The route to Georgetown is similar to Langkawi, if you were planning to soak up some sun on its white sandy beaches. The ferry to Langkawi leaves from Penang, running daily at 8.30am and 2pm. The journey on the air-conditioned speedboat takes 2 hours 45 minutes and costs MYR60 for a one-way ticket.
Langkawi is also another entry point if you arrived into Malaysia from Thailand, should you be coming in from the north, with ferries arriving onto the island from Satun four times a day with tickets costing around MYR30.
Getting around the mainland (and indeed around Borneo) many travellers on a tight budget prefer buses – and there are plenty to choose from: Transnasional, Nice, Plusliner, Cityliner, among others.
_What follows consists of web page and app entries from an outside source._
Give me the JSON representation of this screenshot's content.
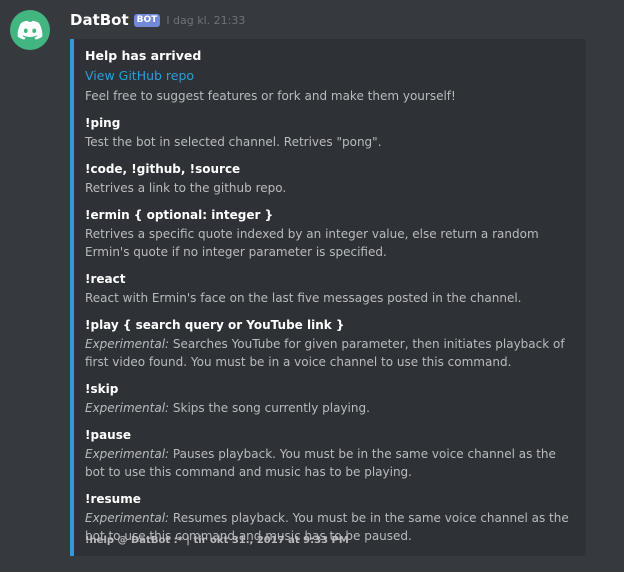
{
  "author": {
    "name": "DatBot",
    "bot_tag": "BOT",
    "timestamp": "I dag kl. 21:33",
    "avatar_icon": "discord-logo-icon"
  },
  "embed": {
    "accent_color": "#3498db",
    "title": "Help has arrived",
    "link_text": "View GitHub repo",
    "description": "Feel free to suggest features or fork and make them yourself!",
    "fields": [
      {
        "name": "!ping",
        "prefix": "",
        "value": "Test the bot in selected channel. Retrives \"pong\"."
      },
      {
        "name": "!code, !github, !source",
        "prefix": "",
        "value": "Retrives a link to the github repo."
      },
      {
        "name": "!ermin { optional: integer }",
        "prefix": "",
        "value": "Retrives a specific quote indexed by an integer value, else return a random Ermin's quote if no integer parameter is specified."
      },
      {
        "name": "!react",
        "prefix": "",
        "value": "React with Ermin's face on the last five messages posted in the channel."
      },
      {
        "name": "!play { search query or YouTube link }",
        "prefix": "Experimental:",
        "value": " Searches YouTube for given parameter, then initiates playback of first video found. You must be in a voice channel to use this command."
      },
      {
        "name": "!skip",
        "prefix": "Experimental:",
        "value": " Skips the song currently playing."
      },
      {
        "name": "!pause",
        "prefix": "Experimental:",
        "value": " Pauses playback. You must be in the same voice channel as the bot to use this command and music has to be playing."
      },
      {
        "name": "!resume",
        "prefix": "Experimental:",
        "value": " Resumes playback. You must be in the same voice channel as the bot to use this command and music has to be paused."
      }
    ],
    "footer": "!help @ DatBot :* | tir okt 31., 2017 at 9:33 PM"
  }
}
Buses are cheaper than trains and flights and while they aren’t always the comfiest or shortest journeys, they will always promise to show classic blockbuster movies.
The roads are well maintained but some drivers can be slightly erratic, so although you won’t have a bumpy ride you might experience some hairy overtaking.
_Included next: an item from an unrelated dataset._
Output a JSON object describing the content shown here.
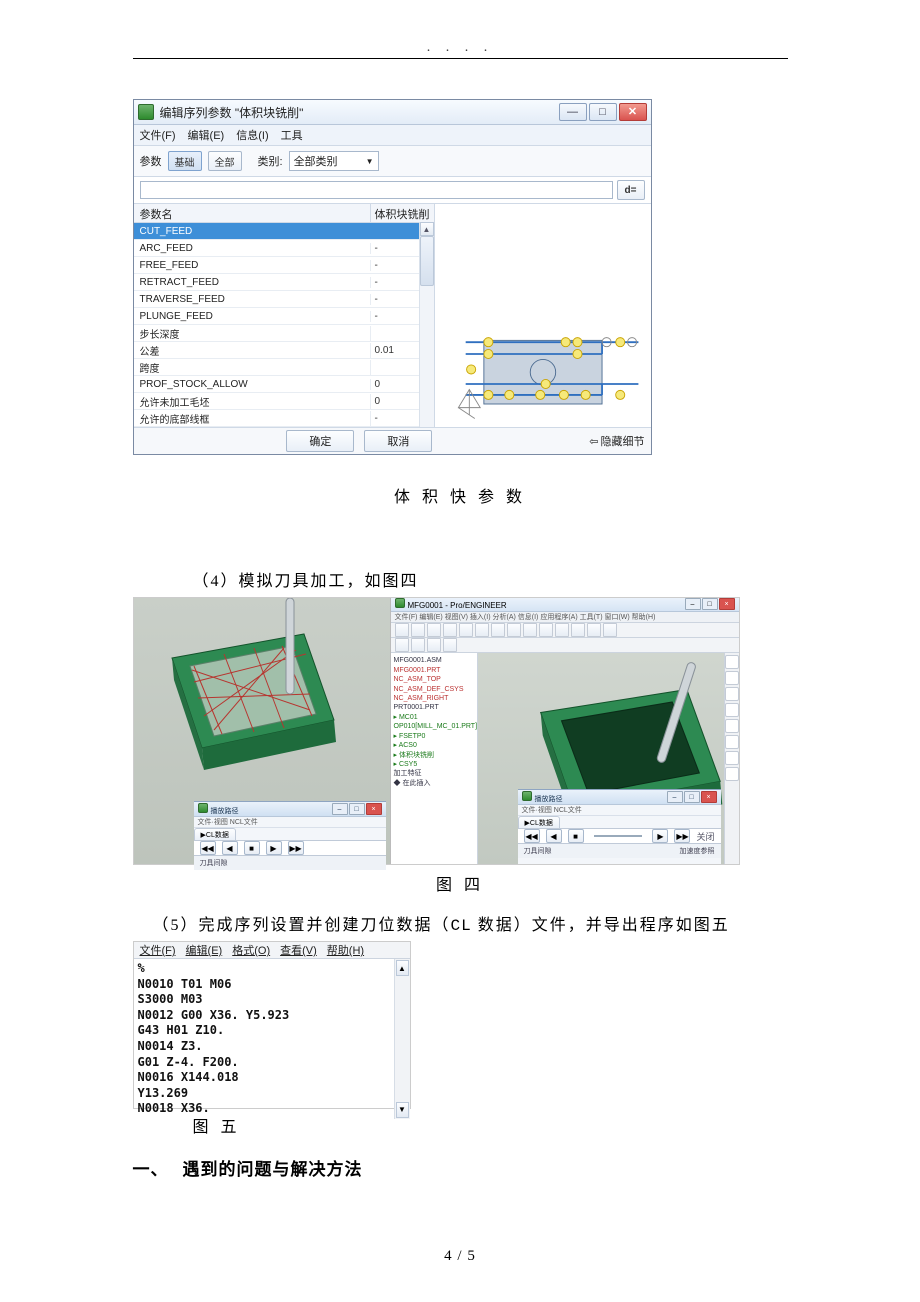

For those travelling from Kuala Lumpur to hike the beautiful hills of the Cameron Highlands there are four express buses running daily and the journey will take up to 5 hours and cost around MYR35 leaving from KL’s Terminal Bersepadu Selatan to Tanah Rata, Cameron Highlands, Pahang, via Ipoh, Perak.
Malaysia’s UNESCO World Heritage Status city, Malacca, is best reached by bus, too, and understandably it’s one of the busiest routes due to its popularity with buses leaving practically every half an hour from 7am until 11pm from KL’s TBS. Tickets start at MYR15 depending on the bus company and the journey is around 2 hours.
How to get around
Finally, once you’ve arrived at your new locale, to get from A to B (whether it’s from your hotel to a temple, or simply to go eat at a restaurant) transport within both urban and rural pockets of Malaysia is readily available.
In Kuala Lumpur, the Monorail system will link you across the city and get you around comfortably in spacious fast moving air-conditioned carriages – it’s also a great way to get to the airport, too.
All around Malaysia there are also local buses, minibuses (bas mini), as well as local taxi drivers. When using any taxis – especially ones hailed yourself – make sure you pay by the meter (and make sure it works when you get in!) If you jump in a trishaw (pedicab) don’t be afraid to haggle the price before you go, rates will usually be inflated for tourists.
Alternatively, you might find your accommodation has its own shuttle service which could be more reliable and usually cost the same.